§ TASK BRIEF: Beneath this instruction is a listing; write out exactly the line that contains "Give me the" and each line after it to the last.

=== Section Start ===

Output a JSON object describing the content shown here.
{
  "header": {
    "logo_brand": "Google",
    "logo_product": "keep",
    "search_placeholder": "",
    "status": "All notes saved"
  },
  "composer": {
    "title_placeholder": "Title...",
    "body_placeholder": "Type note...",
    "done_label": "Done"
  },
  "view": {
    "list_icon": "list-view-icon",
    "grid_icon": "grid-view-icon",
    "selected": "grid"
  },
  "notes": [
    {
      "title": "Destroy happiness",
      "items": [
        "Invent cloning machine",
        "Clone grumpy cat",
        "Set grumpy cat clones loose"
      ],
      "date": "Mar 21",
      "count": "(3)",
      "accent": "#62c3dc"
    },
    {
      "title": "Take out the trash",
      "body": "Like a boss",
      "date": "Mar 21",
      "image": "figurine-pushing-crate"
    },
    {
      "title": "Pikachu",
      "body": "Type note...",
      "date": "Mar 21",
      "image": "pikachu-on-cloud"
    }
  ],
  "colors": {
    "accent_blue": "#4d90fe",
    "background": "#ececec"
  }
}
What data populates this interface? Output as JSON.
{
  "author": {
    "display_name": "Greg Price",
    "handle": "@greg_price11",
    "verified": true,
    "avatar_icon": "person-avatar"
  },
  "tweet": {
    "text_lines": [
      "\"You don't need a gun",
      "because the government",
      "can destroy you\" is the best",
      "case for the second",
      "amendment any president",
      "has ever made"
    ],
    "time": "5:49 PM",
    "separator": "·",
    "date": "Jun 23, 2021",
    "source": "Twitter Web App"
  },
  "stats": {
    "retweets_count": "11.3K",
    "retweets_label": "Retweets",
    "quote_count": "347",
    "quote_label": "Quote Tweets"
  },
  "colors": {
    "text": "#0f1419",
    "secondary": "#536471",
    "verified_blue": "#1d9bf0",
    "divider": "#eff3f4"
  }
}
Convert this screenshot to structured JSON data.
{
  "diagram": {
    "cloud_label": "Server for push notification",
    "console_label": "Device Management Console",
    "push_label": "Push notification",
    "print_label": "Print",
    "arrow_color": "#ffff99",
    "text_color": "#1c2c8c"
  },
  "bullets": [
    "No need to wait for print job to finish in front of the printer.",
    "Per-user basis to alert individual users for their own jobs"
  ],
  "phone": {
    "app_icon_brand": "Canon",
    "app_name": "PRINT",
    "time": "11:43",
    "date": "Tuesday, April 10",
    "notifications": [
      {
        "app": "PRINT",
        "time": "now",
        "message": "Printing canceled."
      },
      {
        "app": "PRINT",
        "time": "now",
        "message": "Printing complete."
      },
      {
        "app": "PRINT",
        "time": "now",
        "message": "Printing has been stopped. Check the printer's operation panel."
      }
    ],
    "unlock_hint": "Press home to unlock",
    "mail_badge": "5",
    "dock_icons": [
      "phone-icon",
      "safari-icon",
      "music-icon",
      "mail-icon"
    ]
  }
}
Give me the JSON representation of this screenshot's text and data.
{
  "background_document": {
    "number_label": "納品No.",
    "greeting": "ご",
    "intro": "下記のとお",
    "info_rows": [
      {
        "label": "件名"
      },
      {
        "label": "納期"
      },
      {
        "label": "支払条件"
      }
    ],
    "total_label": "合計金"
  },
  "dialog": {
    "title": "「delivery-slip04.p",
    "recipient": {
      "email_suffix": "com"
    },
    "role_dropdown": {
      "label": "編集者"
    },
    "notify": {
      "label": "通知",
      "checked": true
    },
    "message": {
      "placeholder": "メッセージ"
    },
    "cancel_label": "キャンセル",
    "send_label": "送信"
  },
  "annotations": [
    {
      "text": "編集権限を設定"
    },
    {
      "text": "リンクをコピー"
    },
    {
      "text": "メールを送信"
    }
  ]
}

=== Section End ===

§ THE COMPLETED TASK:
Give me the JSON representation of this screenshot's text and data.
{
  "background_document": {
    "number_label": "納品No.",
    "greeting": "ご",
    "intro": "下記のとお",
    "info_rows": [
      {
        "label": "件名"
      },
      {
        "label": "納期"
      },
      {
        "label": "支払条件"
      }
    ],
    "total_label": "合計金"
  },
  "dialog": {
    "title": "「delivery-slip04.p",
    "recipient": {
      "email_suffix": "com"
    },
    "role_dropdown": {
      "label": "編集者"
    },
    "notify": {
      "label": "通知",
      "checked": true
    },
    "message": {
      "placeholder": "メッセージ"
    },
    "cancel_label": "キャンセル",
    "send_label": "送信"
  },
  "annotations": [
    {
      "text": "編集権限を設定"
    },
    {
      "text": "リンクをコピー"
    },
    {
      "text": "メールを送信"
    }
  ]
}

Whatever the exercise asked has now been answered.